# Abstract Proof that Exponential Map is Surjective onto $\mathrm{GL}_n(\mathbb{C})$

It is well-known that the exponential map associated to any compact connected Lie group is surjective (the proof is a simple application of the Lefschetz fixed point theorem). As it happens, the exponential map associated to $\mathrm{GL}_n(\mathbb{C})$ is also surjective, although $\mathrm{GL}_n(\mathbb{C})$ fails to be compact. The only way I know how to prove this latter claim is by expressing each element of $\mathrm{GL}_n(\mathbb{C})$ in its Jordan canonical form and then showing that any Jordan block is the exponential of some matrix.

My question is this: is there a wider class of Lie groups (more general than just compact and connected, and perhaps including examples like $\mathrm{GL}_n(\mathbb{C})$) for which we can say that the exponential map is surjective?

• The only proofs I know of surjectivity of $exp$ for compact connected Lie groups either 1) use some Riemannian geometry (Hopf-Rinow, etc.) or 2) the maximal torus theorem. How does one prove it using Lefschetz? Jan 29, 2018 at 23:38

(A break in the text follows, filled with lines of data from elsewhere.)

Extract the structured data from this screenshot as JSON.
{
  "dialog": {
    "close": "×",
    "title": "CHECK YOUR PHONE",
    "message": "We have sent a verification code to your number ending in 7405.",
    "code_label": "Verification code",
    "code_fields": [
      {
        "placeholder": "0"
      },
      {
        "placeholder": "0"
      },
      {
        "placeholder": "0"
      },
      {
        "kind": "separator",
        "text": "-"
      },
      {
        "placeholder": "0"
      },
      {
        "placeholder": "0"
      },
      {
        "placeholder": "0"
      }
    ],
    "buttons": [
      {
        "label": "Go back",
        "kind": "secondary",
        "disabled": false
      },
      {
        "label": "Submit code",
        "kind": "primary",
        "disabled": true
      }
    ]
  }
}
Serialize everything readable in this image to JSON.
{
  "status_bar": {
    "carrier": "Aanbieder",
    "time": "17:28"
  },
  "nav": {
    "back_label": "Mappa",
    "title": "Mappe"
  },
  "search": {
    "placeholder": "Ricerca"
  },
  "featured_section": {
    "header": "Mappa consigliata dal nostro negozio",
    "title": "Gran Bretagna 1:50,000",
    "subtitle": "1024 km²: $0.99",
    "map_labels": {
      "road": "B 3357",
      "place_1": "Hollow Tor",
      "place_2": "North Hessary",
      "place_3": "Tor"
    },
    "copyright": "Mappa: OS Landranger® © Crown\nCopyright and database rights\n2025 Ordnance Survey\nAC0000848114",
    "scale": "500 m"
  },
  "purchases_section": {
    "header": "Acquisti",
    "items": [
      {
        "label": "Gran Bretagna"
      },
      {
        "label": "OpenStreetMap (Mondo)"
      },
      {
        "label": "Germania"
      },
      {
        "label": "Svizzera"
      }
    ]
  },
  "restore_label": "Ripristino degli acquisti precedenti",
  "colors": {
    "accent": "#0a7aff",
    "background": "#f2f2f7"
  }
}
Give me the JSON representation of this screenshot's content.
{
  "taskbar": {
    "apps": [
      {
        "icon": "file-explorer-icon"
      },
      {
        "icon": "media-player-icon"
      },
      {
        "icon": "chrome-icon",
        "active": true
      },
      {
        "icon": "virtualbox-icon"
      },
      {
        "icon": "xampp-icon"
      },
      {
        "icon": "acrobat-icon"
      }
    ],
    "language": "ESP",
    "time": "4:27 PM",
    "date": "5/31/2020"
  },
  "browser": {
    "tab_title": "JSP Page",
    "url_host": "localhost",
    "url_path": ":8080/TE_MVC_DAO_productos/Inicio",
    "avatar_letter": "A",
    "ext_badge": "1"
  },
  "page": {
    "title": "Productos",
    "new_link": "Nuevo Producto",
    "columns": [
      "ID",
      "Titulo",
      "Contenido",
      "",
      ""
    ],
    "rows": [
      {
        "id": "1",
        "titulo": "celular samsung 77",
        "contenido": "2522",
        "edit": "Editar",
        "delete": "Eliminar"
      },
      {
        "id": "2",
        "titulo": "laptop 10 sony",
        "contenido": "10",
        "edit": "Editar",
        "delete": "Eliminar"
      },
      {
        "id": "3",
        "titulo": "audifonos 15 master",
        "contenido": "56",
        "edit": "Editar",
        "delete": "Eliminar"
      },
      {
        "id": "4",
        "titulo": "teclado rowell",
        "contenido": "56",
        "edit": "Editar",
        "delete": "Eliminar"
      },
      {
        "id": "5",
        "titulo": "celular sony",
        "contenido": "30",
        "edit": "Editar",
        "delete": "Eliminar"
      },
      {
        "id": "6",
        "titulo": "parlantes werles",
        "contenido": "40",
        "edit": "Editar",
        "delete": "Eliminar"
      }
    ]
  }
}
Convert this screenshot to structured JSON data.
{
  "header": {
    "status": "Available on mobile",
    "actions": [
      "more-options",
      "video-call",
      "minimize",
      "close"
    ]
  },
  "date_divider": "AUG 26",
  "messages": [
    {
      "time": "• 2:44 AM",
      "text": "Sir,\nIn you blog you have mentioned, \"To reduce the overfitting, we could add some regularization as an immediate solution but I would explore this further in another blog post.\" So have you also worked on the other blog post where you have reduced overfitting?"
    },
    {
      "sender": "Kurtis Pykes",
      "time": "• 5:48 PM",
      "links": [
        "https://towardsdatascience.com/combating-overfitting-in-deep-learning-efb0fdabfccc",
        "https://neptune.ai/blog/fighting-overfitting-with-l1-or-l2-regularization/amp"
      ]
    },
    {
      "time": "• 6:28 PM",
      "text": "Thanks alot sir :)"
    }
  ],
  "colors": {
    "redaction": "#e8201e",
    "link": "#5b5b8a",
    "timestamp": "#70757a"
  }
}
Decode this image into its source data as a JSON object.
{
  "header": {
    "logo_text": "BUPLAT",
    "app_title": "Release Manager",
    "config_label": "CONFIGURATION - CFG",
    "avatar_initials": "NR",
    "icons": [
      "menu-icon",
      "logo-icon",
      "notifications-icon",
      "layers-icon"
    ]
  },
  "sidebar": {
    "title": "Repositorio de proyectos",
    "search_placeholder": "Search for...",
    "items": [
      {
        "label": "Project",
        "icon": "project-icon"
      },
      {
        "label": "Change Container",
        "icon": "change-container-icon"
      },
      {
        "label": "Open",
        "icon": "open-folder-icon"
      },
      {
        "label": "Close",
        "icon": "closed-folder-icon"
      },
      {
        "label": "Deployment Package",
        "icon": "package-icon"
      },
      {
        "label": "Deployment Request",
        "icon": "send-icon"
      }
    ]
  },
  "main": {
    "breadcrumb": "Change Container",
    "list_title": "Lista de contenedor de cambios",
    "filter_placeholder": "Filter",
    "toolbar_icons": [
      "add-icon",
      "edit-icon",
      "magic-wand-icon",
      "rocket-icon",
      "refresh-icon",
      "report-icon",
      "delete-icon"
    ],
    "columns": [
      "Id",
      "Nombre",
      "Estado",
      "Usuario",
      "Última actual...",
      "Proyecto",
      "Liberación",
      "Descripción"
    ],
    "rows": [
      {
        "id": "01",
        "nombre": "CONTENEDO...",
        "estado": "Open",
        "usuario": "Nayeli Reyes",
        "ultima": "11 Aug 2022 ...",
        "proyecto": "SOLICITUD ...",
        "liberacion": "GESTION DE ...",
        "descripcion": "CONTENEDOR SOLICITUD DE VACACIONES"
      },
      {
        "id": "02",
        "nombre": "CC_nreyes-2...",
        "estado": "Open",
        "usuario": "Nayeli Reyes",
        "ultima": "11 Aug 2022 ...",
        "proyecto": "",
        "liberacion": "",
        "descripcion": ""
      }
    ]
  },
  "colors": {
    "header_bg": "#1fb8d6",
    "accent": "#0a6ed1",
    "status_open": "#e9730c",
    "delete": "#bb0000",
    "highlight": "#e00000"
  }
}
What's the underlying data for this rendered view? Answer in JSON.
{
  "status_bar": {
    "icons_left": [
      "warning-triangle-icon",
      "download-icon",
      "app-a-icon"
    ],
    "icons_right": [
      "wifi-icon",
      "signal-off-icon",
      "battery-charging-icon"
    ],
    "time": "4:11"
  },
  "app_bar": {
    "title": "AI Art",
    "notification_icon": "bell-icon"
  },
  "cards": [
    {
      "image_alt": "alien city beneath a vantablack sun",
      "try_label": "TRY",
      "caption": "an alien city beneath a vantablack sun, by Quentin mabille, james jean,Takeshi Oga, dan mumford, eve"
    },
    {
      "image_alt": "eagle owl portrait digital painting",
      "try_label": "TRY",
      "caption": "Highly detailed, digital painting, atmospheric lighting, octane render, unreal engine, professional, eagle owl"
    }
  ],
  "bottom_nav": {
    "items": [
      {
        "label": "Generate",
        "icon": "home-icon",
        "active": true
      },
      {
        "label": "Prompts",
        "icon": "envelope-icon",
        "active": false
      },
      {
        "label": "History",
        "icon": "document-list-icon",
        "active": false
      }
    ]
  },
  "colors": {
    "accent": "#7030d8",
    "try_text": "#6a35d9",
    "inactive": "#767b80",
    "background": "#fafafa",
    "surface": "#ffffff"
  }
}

I doubt that there is a nice answer like the one you want, since the exponential map fails to be surjective in the case of $SL(2,\mathbb{C})$.
There are several articles about the surjectivity of the exponential function for reductive Lie groups (including $GL_n(\mathbb{C})$), and other classes, like solvable and nilpotent Lie groups:
Not an answer, but another proof for surjectivity of $$\exp$$ for $$\operatorname{GL}_n(\mathbb{C})$$ is by the Cauchy integral formula for Banach space valued holomorphic functions:
If $$x\in A$$, a complex Banach algebra, and the spectrum $$\sigma(x)$$ of x does not separate $$0$$ from $$\infty$$, then $$x$$ has a logarithm (and also nth roots) in $$A$$. That is, there is a $$y\in A$$ with $$x=\sum\frac{y^n}{n!}$$. I seen this on page 264 of 'functional analysis' by Rudin.